Recreational marijuana use became legal in Colorado on January 1, which activists hailed as a landmark event in the movement to end the drug war. Most media stories on the change have either made light of it or taken a mildly disapproving tone. Few have focused on the issue looming behind the drug policy debate: mass incarceration.
As the Drug Policy Alliance points out in “A Brief History of the Drug War,” in the 1970s, there was recognition on the part of the public and the government that pot is not a particularly dangerous drug, even as President Nixon had had it classified as a Schedule I substance. However, during the 1980s and 1990s, the drug war intensified, with the primary result being an astronomical increase in the number of Americans imprisoned for nonviolent crimes. Between 1970 and 2005, the U.S. prison population grew by 700 percent during a time when violent crime was stable or declining. Today there are more than 2 million Americans behind bars, and about 3 percent of the population is under correctional supervision. In 2011, nearly half of federal prisoners were serving time for drug offenses, according to Bureau of Justice statistics.
Politicians knew 40 years ago that marijuana was not very dangerous: Nixon’s own commission recommended decriminalization. Treatment is known to be a more effective approach to drug abuse than incarceration. But the drug war was never about protecting the population from danger.
“Look, we understood we couldn’t make it illegal to be young or poor or black in the United States, but we could criminalize their common pleasure. We understood that drugs were not the health problem we were making them out to be, but it was such a perfect issue for the Nixon White House that we couldn’t resist it.”
-John Ehrlichman, Nixon’s White House counsel

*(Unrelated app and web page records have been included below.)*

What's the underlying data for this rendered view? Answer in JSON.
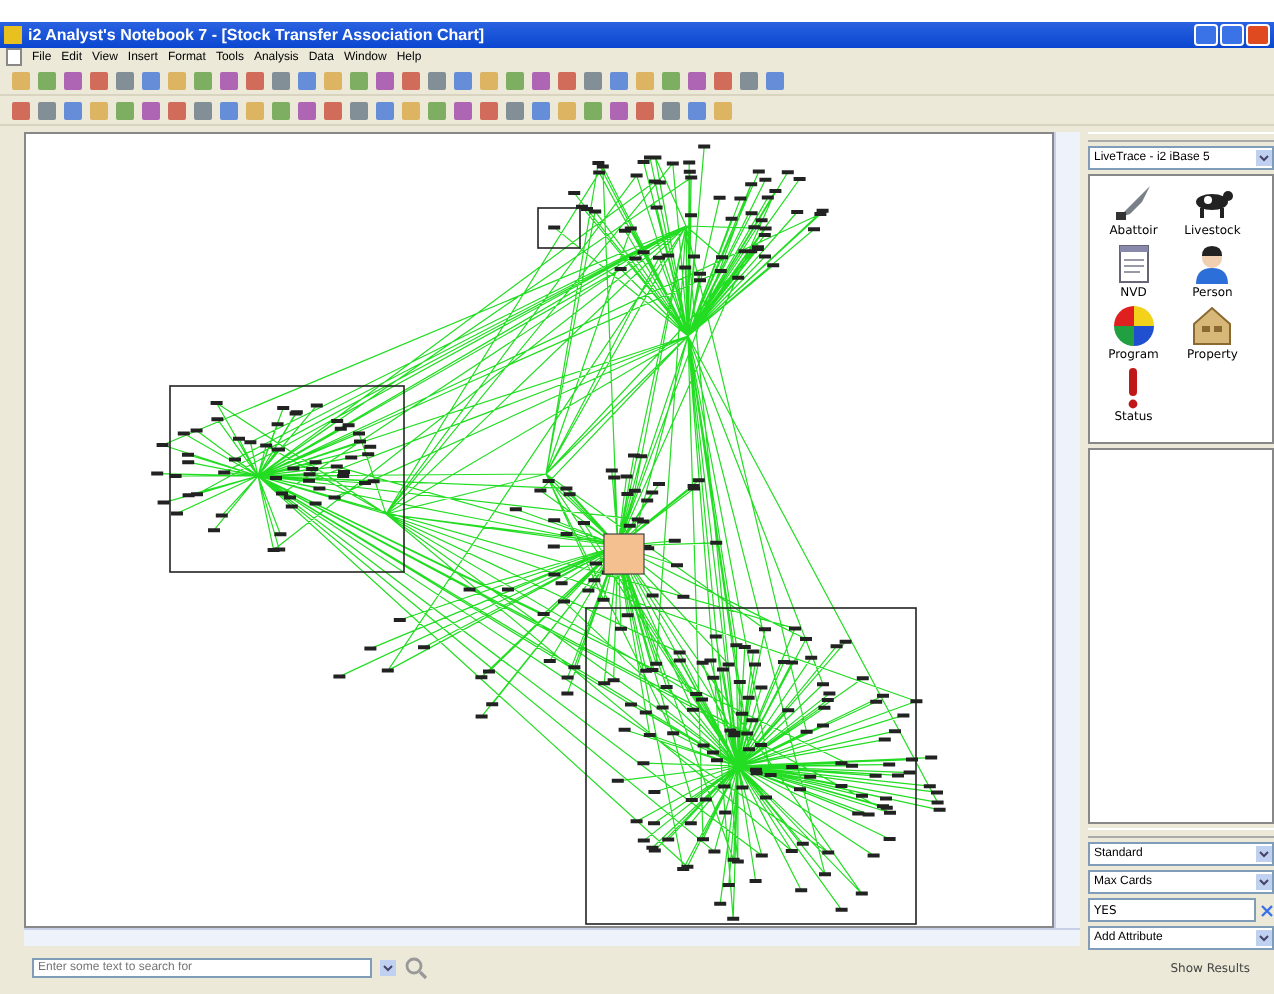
{
  "window": {
    "title": "i2 Analyst's Notebook 7 - [Stock Transfer Association Chart]"
  },
  "menu": [
    {
      "label": "File"
    },
    {
      "label": "Edit"
    },
    {
      "label": "View"
    },
    {
      "label": "Insert"
    },
    {
      "label": "Format"
    },
    {
      "label": "Tools"
    },
    {
      "label": "Analysis"
    },
    {
      "label": "Data"
    },
    {
      "label": "Window"
    },
    {
      "label": "Help"
    }
  ],
  "palette": {
    "source": "LiveTrace - i2 iBase 5",
    "items": [
      {
        "label": "Abattoir",
        "kind": "knife"
      },
      {
        "label": "Livestock",
        "kind": "cow"
      },
      {
        "label": "NVD",
        "kind": "document"
      },
      {
        "label": "Person",
        "kind": "person"
      },
      {
        "label": "Program",
        "kind": "pie"
      },
      {
        "label": "Property",
        "kind": "house"
      },
      {
        "label": "Status",
        "kind": "alert"
      }
    ]
  },
  "attributes": {
    "style": "Standard",
    "attribute": "Max Cards",
    "value": "YES",
    "add": "Add Attribute"
  },
  "search": {
    "placeholder": "Enter some text to search for"
  },
  "show_results": "Show Results"
}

“[Nixon] emphasized that you have to face the fact that the whole problem is really the blacks. The key is to devise a system that recognizes this while not appearing to.”